*Activity*
Please state how many lines of the data contain "Enter". The number by itself is enough.

╭─ Information shown

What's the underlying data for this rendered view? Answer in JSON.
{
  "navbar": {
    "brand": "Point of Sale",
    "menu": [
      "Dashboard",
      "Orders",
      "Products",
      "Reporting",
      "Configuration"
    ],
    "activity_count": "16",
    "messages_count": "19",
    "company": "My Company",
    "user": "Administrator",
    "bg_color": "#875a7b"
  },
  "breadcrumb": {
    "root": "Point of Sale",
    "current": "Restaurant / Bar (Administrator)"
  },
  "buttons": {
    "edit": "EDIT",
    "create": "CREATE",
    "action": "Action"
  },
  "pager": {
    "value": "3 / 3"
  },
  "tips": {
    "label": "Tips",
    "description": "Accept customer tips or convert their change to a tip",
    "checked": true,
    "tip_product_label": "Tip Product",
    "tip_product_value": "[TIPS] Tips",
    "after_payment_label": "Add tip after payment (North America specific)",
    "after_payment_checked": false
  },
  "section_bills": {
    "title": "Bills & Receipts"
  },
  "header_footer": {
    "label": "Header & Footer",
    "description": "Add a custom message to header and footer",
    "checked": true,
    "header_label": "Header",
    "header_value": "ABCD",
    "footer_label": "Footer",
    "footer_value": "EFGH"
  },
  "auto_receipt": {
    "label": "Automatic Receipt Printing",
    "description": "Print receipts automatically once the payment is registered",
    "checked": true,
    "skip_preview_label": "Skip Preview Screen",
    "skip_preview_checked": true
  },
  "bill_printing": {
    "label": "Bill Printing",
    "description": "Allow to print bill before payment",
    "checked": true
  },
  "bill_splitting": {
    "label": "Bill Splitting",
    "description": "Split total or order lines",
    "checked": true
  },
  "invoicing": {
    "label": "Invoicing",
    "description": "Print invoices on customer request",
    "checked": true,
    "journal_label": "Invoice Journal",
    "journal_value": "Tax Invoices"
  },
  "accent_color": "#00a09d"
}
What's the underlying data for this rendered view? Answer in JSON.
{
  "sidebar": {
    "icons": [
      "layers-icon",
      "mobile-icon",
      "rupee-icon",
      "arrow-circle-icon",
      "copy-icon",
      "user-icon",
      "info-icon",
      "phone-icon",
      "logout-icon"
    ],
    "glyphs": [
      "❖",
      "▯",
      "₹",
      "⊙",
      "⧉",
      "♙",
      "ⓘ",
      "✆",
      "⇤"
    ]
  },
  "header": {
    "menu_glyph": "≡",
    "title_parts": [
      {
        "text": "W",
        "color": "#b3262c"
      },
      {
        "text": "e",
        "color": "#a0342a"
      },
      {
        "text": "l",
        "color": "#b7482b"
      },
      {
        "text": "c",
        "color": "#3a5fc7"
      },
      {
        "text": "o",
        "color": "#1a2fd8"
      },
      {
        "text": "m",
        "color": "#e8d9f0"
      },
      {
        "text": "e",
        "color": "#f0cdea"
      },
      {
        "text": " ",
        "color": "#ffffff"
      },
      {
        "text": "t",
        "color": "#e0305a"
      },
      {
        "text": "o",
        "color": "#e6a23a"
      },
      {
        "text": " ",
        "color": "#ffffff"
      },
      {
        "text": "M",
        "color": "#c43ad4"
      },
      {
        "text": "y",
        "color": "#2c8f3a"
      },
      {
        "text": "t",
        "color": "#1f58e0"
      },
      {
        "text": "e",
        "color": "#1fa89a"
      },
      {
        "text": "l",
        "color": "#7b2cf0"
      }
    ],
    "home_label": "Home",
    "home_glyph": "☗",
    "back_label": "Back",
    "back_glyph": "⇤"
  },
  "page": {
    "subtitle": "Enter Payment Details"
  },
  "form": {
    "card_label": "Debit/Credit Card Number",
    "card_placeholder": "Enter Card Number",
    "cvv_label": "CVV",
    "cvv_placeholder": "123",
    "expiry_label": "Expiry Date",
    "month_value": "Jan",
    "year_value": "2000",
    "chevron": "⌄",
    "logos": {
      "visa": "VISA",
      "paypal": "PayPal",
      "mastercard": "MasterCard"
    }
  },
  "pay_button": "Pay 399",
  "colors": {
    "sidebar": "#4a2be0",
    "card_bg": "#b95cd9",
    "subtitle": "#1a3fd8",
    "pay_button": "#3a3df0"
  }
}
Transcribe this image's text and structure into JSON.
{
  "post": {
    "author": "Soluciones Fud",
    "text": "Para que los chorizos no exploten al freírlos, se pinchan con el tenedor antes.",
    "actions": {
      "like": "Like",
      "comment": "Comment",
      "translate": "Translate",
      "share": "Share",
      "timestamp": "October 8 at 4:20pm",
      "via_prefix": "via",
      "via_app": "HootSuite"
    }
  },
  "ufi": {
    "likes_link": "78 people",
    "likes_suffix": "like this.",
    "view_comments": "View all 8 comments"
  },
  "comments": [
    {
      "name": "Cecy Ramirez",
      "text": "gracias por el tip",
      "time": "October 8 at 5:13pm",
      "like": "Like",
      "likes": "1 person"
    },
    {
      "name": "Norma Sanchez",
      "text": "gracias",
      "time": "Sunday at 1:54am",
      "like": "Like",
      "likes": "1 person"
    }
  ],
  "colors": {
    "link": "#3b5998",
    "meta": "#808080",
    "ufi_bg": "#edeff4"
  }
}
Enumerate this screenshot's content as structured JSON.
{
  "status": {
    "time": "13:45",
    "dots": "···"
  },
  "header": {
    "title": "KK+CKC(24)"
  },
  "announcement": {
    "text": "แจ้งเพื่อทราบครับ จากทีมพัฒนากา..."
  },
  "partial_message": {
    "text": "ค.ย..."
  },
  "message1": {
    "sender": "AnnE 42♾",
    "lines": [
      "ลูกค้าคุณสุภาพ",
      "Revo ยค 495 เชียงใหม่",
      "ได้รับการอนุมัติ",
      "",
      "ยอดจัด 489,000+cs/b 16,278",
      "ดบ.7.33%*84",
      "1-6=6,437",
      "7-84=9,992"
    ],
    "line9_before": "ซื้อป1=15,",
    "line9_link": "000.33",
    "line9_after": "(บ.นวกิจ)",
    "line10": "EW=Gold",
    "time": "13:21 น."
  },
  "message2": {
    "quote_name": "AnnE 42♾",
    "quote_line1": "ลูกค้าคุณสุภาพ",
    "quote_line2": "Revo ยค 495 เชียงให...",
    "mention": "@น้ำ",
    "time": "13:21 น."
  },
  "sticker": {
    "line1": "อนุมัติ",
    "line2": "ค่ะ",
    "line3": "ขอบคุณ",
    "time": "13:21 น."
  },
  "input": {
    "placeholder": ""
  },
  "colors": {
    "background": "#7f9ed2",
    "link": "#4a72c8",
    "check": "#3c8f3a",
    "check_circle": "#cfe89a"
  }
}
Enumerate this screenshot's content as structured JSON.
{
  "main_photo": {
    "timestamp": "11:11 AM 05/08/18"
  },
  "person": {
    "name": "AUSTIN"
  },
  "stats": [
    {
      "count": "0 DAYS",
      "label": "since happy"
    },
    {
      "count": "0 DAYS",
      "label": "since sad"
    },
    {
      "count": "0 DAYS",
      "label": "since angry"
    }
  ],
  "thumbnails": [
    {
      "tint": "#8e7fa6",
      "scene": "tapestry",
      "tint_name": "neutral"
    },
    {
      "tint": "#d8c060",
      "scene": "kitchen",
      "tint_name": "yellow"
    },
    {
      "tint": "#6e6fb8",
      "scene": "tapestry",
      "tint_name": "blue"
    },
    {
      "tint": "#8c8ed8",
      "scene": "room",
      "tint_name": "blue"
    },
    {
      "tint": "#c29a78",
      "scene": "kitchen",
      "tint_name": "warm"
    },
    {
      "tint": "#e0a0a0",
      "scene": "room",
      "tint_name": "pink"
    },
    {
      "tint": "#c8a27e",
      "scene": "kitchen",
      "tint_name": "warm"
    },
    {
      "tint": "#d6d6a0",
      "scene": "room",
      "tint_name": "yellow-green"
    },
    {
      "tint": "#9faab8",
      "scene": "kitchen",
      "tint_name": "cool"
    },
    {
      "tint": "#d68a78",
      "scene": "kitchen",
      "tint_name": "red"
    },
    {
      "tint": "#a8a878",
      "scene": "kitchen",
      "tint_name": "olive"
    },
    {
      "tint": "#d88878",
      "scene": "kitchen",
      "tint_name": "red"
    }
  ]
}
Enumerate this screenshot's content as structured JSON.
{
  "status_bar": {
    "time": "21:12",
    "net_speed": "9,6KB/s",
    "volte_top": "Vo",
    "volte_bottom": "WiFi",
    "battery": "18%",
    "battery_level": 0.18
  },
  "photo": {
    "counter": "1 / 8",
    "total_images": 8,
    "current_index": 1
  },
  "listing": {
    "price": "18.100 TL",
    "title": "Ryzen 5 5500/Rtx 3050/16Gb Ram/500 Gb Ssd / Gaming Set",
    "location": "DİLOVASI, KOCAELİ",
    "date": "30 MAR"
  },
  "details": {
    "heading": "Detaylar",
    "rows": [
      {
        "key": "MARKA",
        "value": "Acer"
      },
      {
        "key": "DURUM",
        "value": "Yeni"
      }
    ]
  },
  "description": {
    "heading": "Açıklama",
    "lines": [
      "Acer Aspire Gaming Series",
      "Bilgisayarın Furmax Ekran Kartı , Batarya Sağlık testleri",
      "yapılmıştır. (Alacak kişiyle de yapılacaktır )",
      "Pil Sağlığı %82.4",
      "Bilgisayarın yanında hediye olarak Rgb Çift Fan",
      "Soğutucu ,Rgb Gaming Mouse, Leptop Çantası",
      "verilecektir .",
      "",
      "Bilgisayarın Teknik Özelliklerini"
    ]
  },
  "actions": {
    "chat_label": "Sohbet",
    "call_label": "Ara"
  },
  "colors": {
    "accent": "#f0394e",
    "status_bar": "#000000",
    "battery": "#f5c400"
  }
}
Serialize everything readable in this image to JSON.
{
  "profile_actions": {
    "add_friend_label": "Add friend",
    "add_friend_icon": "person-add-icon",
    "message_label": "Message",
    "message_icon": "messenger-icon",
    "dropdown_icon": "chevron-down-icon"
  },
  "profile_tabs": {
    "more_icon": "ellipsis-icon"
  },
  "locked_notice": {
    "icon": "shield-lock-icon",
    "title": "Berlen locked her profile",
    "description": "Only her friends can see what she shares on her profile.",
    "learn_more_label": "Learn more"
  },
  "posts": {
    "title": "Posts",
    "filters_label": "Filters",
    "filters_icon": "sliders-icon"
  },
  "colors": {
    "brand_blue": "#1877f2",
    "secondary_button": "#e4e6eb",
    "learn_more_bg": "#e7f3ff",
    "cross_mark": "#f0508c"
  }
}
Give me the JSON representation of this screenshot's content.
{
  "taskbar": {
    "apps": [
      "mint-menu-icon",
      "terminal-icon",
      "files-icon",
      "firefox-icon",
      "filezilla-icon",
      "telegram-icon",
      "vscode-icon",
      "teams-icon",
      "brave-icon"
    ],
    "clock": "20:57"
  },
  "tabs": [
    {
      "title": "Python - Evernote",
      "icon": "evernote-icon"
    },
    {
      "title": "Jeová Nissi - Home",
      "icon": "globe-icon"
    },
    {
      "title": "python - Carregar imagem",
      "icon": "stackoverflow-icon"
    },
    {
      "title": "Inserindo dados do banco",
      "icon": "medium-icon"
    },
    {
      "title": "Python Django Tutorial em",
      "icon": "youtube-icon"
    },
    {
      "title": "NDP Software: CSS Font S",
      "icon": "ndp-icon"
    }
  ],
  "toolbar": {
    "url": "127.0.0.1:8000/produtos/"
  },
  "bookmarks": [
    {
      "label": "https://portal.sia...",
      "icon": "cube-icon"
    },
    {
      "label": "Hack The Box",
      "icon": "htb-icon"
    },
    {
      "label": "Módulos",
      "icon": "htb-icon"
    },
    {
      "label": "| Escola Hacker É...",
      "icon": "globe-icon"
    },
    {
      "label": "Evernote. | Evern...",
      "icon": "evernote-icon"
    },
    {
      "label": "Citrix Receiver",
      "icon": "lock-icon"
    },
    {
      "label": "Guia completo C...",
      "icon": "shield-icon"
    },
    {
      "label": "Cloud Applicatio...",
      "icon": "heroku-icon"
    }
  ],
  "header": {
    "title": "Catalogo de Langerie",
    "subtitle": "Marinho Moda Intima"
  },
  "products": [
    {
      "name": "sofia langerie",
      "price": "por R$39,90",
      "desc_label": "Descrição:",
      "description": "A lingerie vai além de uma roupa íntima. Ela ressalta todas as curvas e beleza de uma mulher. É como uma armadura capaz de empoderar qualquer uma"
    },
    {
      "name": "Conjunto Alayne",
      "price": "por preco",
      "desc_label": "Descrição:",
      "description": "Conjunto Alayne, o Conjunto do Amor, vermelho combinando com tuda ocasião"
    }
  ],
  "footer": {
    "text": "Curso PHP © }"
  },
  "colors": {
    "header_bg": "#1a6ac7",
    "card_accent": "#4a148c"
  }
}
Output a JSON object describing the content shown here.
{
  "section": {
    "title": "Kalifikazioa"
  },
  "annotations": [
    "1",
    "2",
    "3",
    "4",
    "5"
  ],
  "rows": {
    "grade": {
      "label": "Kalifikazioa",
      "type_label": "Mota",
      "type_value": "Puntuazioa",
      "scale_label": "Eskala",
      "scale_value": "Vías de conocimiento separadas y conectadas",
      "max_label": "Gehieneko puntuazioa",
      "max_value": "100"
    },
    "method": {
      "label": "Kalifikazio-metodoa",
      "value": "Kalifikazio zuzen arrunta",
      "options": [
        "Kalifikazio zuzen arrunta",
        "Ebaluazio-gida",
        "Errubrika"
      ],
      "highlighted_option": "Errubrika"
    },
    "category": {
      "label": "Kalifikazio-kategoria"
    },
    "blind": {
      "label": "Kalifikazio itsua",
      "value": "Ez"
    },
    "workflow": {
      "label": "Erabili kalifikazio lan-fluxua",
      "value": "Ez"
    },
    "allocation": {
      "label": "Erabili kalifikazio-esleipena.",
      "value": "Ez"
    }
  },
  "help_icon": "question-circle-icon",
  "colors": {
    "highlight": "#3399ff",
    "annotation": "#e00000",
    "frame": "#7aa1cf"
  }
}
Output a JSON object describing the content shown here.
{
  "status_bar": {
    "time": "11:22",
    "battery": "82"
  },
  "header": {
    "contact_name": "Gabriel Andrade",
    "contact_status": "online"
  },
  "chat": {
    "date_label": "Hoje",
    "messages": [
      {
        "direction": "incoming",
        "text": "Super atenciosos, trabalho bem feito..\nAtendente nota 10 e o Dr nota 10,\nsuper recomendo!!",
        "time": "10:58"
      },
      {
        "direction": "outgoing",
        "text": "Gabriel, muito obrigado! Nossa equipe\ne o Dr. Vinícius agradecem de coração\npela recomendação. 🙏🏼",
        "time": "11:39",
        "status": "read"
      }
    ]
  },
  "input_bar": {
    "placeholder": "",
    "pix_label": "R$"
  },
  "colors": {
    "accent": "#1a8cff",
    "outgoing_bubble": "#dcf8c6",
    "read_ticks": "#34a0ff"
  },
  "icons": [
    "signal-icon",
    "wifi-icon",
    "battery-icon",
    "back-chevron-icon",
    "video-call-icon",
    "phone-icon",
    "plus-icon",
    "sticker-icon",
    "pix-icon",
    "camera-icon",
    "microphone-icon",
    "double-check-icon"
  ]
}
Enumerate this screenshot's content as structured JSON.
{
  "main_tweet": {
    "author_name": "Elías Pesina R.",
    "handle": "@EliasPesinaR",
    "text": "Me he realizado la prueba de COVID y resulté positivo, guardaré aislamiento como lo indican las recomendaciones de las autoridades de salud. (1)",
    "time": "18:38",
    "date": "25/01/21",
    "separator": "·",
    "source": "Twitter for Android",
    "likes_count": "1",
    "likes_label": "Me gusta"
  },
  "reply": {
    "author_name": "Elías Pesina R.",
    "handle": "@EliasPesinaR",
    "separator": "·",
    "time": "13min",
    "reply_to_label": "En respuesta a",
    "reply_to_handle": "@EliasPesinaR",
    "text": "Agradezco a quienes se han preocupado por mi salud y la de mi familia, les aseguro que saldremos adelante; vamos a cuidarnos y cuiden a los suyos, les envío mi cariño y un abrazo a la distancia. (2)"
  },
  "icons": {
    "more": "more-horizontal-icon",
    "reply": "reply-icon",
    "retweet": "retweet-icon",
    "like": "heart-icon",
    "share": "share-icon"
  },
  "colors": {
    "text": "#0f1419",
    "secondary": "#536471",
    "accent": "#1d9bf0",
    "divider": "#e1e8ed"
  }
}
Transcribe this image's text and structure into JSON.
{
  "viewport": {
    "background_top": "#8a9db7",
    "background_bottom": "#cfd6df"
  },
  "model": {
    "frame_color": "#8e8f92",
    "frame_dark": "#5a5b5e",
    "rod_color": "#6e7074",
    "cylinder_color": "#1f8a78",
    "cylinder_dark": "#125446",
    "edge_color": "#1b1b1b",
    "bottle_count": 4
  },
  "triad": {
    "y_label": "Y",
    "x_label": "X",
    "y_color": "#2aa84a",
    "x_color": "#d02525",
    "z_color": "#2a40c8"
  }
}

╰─

*Written response*
2